[WHAT TO WORK ON]:
For the records below, give the number of lines containing the word "SNEEZE" and no other text.

[PROVIDED DATA]:
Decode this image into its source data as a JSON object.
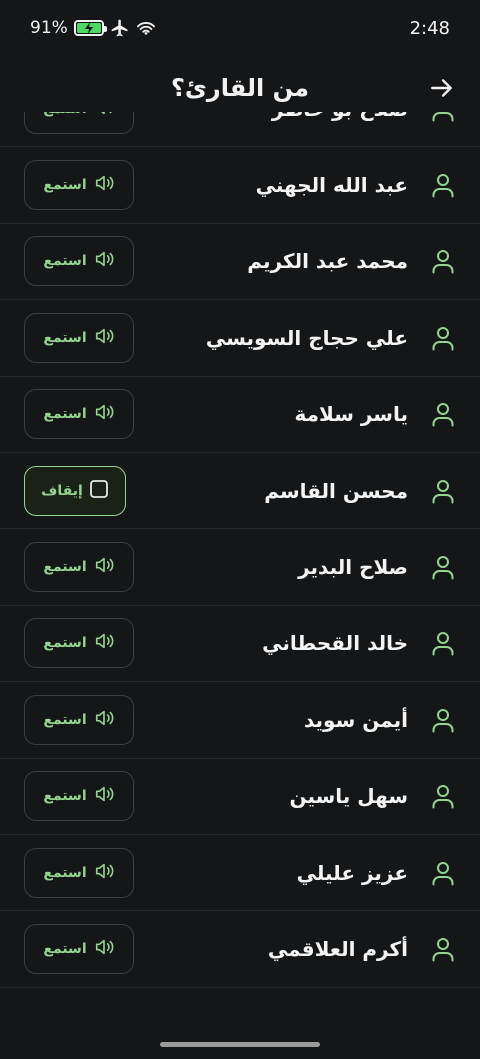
{
  "status_bar": {
    "battery_percent": "91%",
    "time": "2:48"
  },
  "header": {
    "title": "من القارئ؟"
  },
  "colors": {
    "accent": "#93d48e",
    "background": "#141618",
    "divider": "#24282b"
  },
  "reciters": [
    {
      "name": "صلاح بو خاطر",
      "button_label": "استمع",
      "button_icon": "speaker-icon",
      "playing": false
    },
    {
      "name": "عبد الله الجهني",
      "button_label": "استمع",
      "button_icon": "speaker-icon",
      "playing": false
    },
    {
      "name": "محمد عبد الكريم",
      "button_label": "استمع",
      "button_icon": "speaker-icon",
      "playing": false
    },
    {
      "name": "علي حجاج السويسي",
      "button_label": "استمع",
      "button_icon": "speaker-icon",
      "playing": false
    },
    {
      "name": "ياسر سلامة",
      "button_label": "استمع",
      "button_icon": "speaker-icon",
      "playing": false
    },
    {
      "name": "محسن القاسم",
      "button_label": "إيقاف",
      "button_icon": "stop-icon",
      "playing": true
    },
    {
      "name": "صلاح البدير",
      "button_label": "استمع",
      "button_icon": "speaker-icon",
      "playing": false
    },
    {
      "name": "خالد القحطاني",
      "button_label": "استمع",
      "button_icon": "speaker-icon",
      "playing": false
    },
    {
      "name": "أيمن سويد",
      "button_label": "استمع",
      "button_icon": "speaker-icon",
      "playing": false
    },
    {
      "name": "سهل ياسين",
      "button_label": "استمع",
      "button_icon": "speaker-icon",
      "playing": false
    },
    {
      "name": "عزيز عليلي",
      "button_label": "استمع",
      "button_icon": "speaker-icon",
      "playing": false
    },
    {
      "name": "أكرم العلاقمي",
      "button_label": "استمع",
      "button_icon": "speaker-icon",
      "playing": false
    }
  ]
}
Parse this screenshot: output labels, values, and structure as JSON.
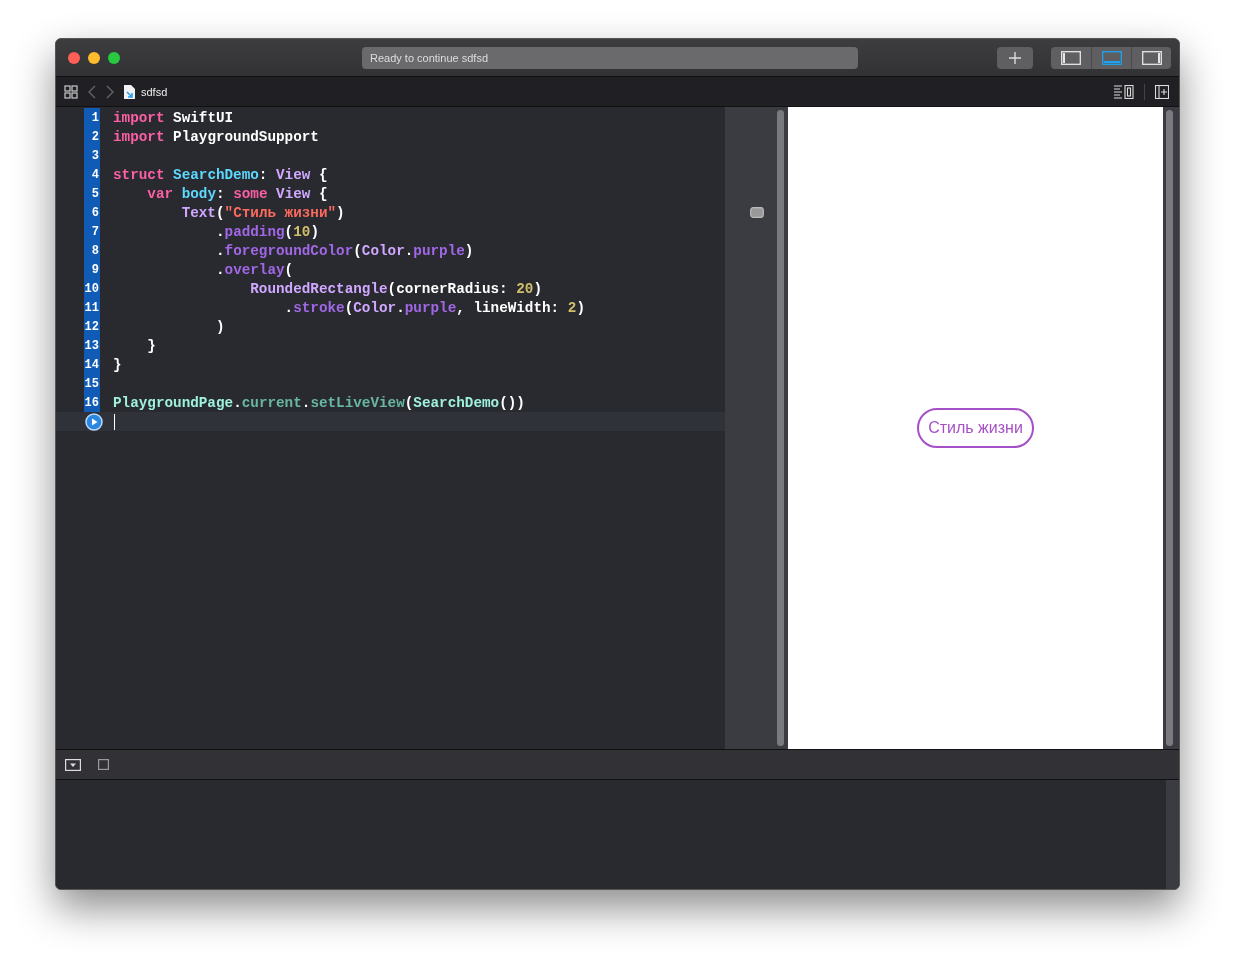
{
  "window": {
    "title": "Ready to continue sdfsd"
  },
  "toolbar": {
    "layout_buttons": [
      {
        "selected": false
      },
      {
        "selected": true
      },
      {
        "selected": false
      }
    ]
  },
  "jump_bar": {
    "file": "sdfsd"
  },
  "code": {
    "lines": [
      {
        "kind": "numbered",
        "number": "1",
        "current": false,
        "tokens": [
          {
            "kind": "keyword",
            "text": "import"
          },
          {
            "kind": "plain",
            "text": " SwiftUI"
          }
        ]
      },
      {
        "kind": "numbered",
        "number": "2",
        "current": false,
        "tokens": [
          {
            "kind": "keyword",
            "text": "import"
          },
          {
            "kind": "plain",
            "text": " PlaygroundSupport"
          }
        ]
      },
      {
        "kind": "numbered",
        "number": "3",
        "current": false
      },
      {
        "kind": "numbered",
        "number": "4",
        "current": false,
        "tokens": [
          {
            "kind": "keyword",
            "text": "struct"
          },
          {
            "kind": "decl",
            "text": " SearchDemo"
          },
          {
            "kind": "plain",
            "text": ": "
          },
          {
            "kind": "type",
            "text": "View"
          },
          {
            "kind": "plain",
            "text": " {"
          }
        ]
      },
      {
        "kind": "numbered",
        "number": "5",
        "current": false,
        "tokens": [
          {
            "kind": "keyword",
            "text": "    var"
          },
          {
            "kind": "decl",
            "text": " body"
          },
          {
            "kind": "plain",
            "text": ": "
          },
          {
            "kind": "keyword",
            "text": "some"
          },
          {
            "kind": "type",
            "text": " View"
          },
          {
            "kind": "plain",
            "text": " {"
          }
        ]
      },
      {
        "kind": "numbered",
        "number": "6",
        "current": false,
        "tokens": [
          {
            "kind": "type",
            "text": "        Text"
          },
          {
            "kind": "plain",
            "text": "("
          },
          {
            "kind": "string",
            "text": "\"Стиль жизни\""
          },
          {
            "kind": "plain",
            "text": ")"
          }
        ]
      },
      {
        "kind": "numbered",
        "number": "7",
        "current": false,
        "tokens": [
          {
            "kind": "plain",
            "text": "            ."
          },
          {
            "kind": "method",
            "text": "padding"
          },
          {
            "kind": "plain",
            "text": "("
          },
          {
            "kind": "number",
            "text": "10"
          },
          {
            "kind": "plain",
            "text": ")"
          }
        ]
      },
      {
        "kind": "numbered",
        "number": "8",
        "current": false,
        "tokens": [
          {
            "kind": "plain",
            "text": "            ."
          },
          {
            "kind": "method",
            "text": "foregroundColor"
          },
          {
            "kind": "plain",
            "text": "("
          },
          {
            "kind": "type",
            "text": "Color"
          },
          {
            "kind": "plain",
            "text": "."
          },
          {
            "kind": "method",
            "text": "purple"
          },
          {
            "kind": "plain",
            "text": ")"
          }
        ]
      },
      {
        "kind": "numbered",
        "number": "9",
        "current": false,
        "tokens": [
          {
            "kind": "plain",
            "text": "            ."
          },
          {
            "kind": "method",
            "text": "overlay"
          },
          {
            "kind": "plain",
            "text": "("
          }
        ]
      },
      {
        "kind": "numbered",
        "number": "10",
        "current": false,
        "tokens": [
          {
            "kind": "type",
            "text": "                RoundedRectangle"
          },
          {
            "kind": "plain",
            "text": "(cornerRadius: "
          },
          {
            "kind": "number",
            "text": "20"
          },
          {
            "kind": "plain",
            "text": ")"
          }
        ]
      },
      {
        "kind": "numbered",
        "number": "11",
        "current": false,
        "tokens": [
          {
            "kind": "plain",
            "text": "                    ."
          },
          {
            "kind": "method",
            "text": "stroke"
          },
          {
            "kind": "plain",
            "text": "("
          },
          {
            "kind": "type",
            "text": "Color"
          },
          {
            "kind": "plain",
            "text": "."
          },
          {
            "kind": "method",
            "text": "purple"
          },
          {
            "kind": "plain",
            "text": ", lineWidth: "
          },
          {
            "kind": "number",
            "text": "2"
          },
          {
            "kind": "plain",
            "text": ")"
          }
        ]
      },
      {
        "kind": "numbered",
        "number": "12",
        "current": false,
        "tokens": [
          {
            "kind": "plain",
            "text": "            )"
          }
        ]
      },
      {
        "kind": "numbered",
        "number": "13",
        "current": false,
        "tokens": [
          {
            "kind": "plain",
            "text": "    }"
          }
        ]
      },
      {
        "kind": "numbered",
        "number": "14",
        "current": false,
        "tokens": [
          {
            "kind": "plain",
            "text": "}"
          }
        ]
      },
      {
        "kind": "numbered",
        "number": "15",
        "current": false
      },
      {
        "kind": "numbered",
        "number": "16",
        "current": false,
        "tokens": [
          {
            "kind": "project",
            "text": "PlaygroundPage"
          },
          {
            "kind": "plain",
            "text": "."
          },
          {
            "kind": "project-method",
            "text": "current"
          },
          {
            "kind": "plain",
            "text": "."
          },
          {
            "kind": "project-method",
            "text": "setLiveView"
          },
          {
            "kind": "plain",
            "text": "("
          },
          {
            "kind": "project",
            "text": "SearchDemo"
          },
          {
            "kind": "plain",
            "text": "())"
          }
        ]
      },
      {
        "kind": "run",
        "current": true
      }
    ]
  },
  "live_view": {
    "label": "Стиль жизни"
  }
}
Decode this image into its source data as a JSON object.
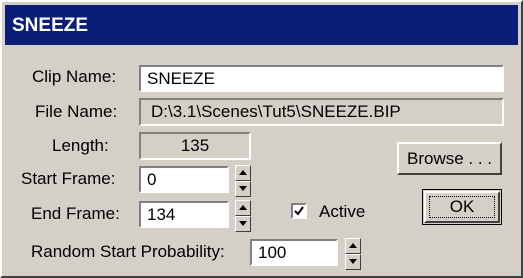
{
  "title": "SNEEZE",
  "clip_name": {
    "label": "Clip Name:",
    "value": "SNEEZE"
  },
  "file_name": {
    "label": "File Name:",
    "value": "D:\\3.1\\Scenes\\Tut5\\SNEEZE.BIP"
  },
  "length": {
    "label": "Length:",
    "value": "135"
  },
  "start_frame": {
    "label": "Start Frame:",
    "value": "0"
  },
  "end_frame": {
    "label": "End Frame:",
    "value": "134"
  },
  "random_start": {
    "label": "Random Start Probability:",
    "value": "100"
  },
  "active": {
    "label": "Active",
    "checked": true
  },
  "buttons": {
    "browse": "Browse . . .",
    "ok": "OK"
  },
  "colors": {
    "titlebar": "#0a1e78",
    "face": "#d4d0c8"
  }
}
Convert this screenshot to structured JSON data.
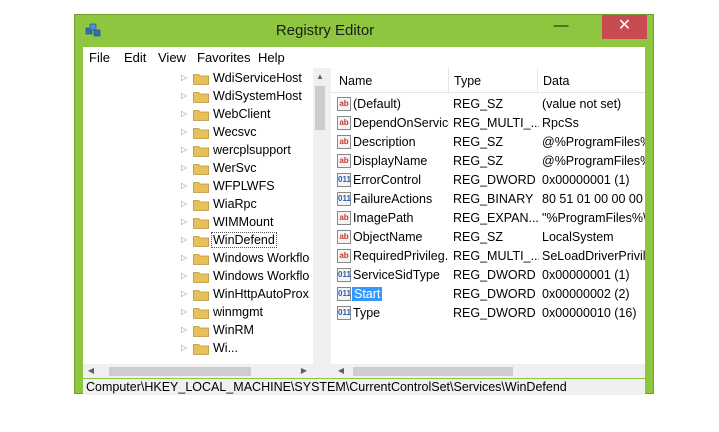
{
  "window": {
    "title": "Registry Editor",
    "minimize_glyph": "—",
    "maximize_glyph": "☐",
    "close_glyph": "✕"
  },
  "menu": [
    "File",
    "Edit",
    "View",
    "Favorites",
    "Help"
  ],
  "tree": {
    "expander_glyph": "▷",
    "items": [
      {
        "label": "WdiServiceHost"
      },
      {
        "label": "WdiSystemHost"
      },
      {
        "label": "WebClient"
      },
      {
        "label": "Wecsvc"
      },
      {
        "label": "wercplsupport"
      },
      {
        "label": "WerSvc"
      },
      {
        "label": "WFPLWFS"
      },
      {
        "label": "WiaRpc"
      },
      {
        "label": "WIMMount"
      },
      {
        "label": "WinDefend",
        "selected": true
      },
      {
        "label": "Windows Workflo"
      },
      {
        "label": "Windows Workflo"
      },
      {
        "label": "WinHttpAutoProx"
      },
      {
        "label": "winmgmt"
      },
      {
        "label": "WinRM"
      },
      {
        "label": "Wi..."
      }
    ]
  },
  "list": {
    "columns": [
      "Name",
      "Type",
      "Data"
    ],
    "rows": [
      {
        "name": "(Default)",
        "type": "REG_SZ",
        "data": "(value not set)",
        "icon": "string-value-icon"
      },
      {
        "name": "DependOnService",
        "type": "REG_MULTI_...",
        "data": "RpcSs",
        "icon": "string-value-icon"
      },
      {
        "name": "Description",
        "type": "REG_SZ",
        "data": "@%ProgramFiles%",
        "icon": "string-value-icon"
      },
      {
        "name": "DisplayName",
        "type": "REG_SZ",
        "data": "@%ProgramFiles%",
        "icon": "string-value-icon"
      },
      {
        "name": "ErrorControl",
        "type": "REG_DWORD",
        "data": "0x00000001 (1)",
        "icon": "binary-value-icon"
      },
      {
        "name": "FailureActions",
        "type": "REG_BINARY",
        "data": "80 51 01 00 00 00 00",
        "icon": "binary-value-icon"
      },
      {
        "name": "ImagePath",
        "type": "REG_EXPAN...",
        "data": "\"%ProgramFiles%\\",
        "icon": "string-value-icon"
      },
      {
        "name": "ObjectName",
        "type": "REG_SZ",
        "data": "LocalSystem",
        "icon": "string-value-icon"
      },
      {
        "name": "RequiredPrivileg...",
        "type": "REG_MULTI_...",
        "data": "SeLoadDriverPrivile",
        "icon": "string-value-icon"
      },
      {
        "name": "ServiceSidType",
        "type": "REG_DWORD",
        "data": "0x00000001 (1)",
        "icon": "binary-value-icon"
      },
      {
        "name": "Start",
        "type": "REG_DWORD",
        "data": "0x00000002 (2)",
        "icon": "binary-value-icon",
        "selected": true
      },
      {
        "name": "Type",
        "type": "REG_DWORD",
        "data": "0x00000010 (16)",
        "icon": "binary-value-icon"
      }
    ]
  },
  "icons": {
    "string": "ab",
    "binary": "011"
  },
  "scroll": {
    "up": "▲",
    "down": "▼",
    "left": "◀",
    "right": "▶"
  },
  "status": {
    "path": "Computer\\HKEY_LOCAL_MACHINE\\SYSTEM\\CurrentControlSet\\Services\\WinDefend"
  },
  "colors": {
    "titlebar": "#8ec63f",
    "close": "#c74b50",
    "selection": "#3399ff",
    "folder": "#e8c15a"
  }
}
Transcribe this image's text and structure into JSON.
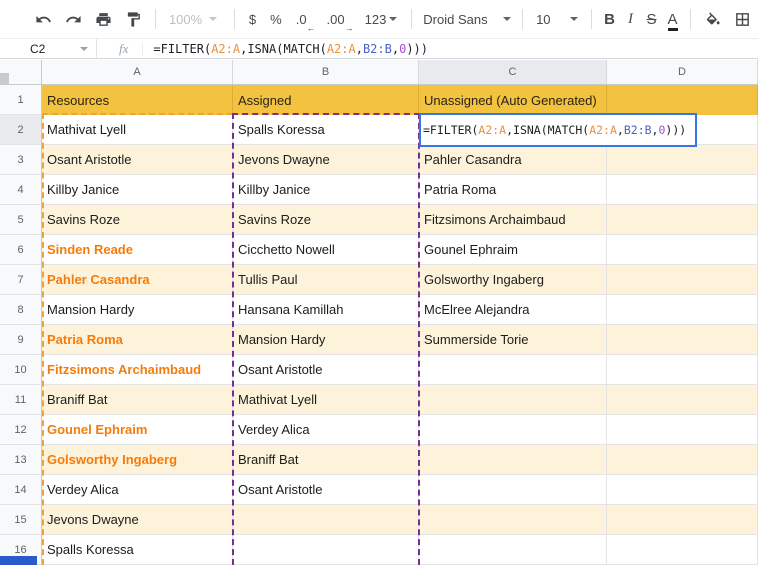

[EXERCISE RESPONSE]:
3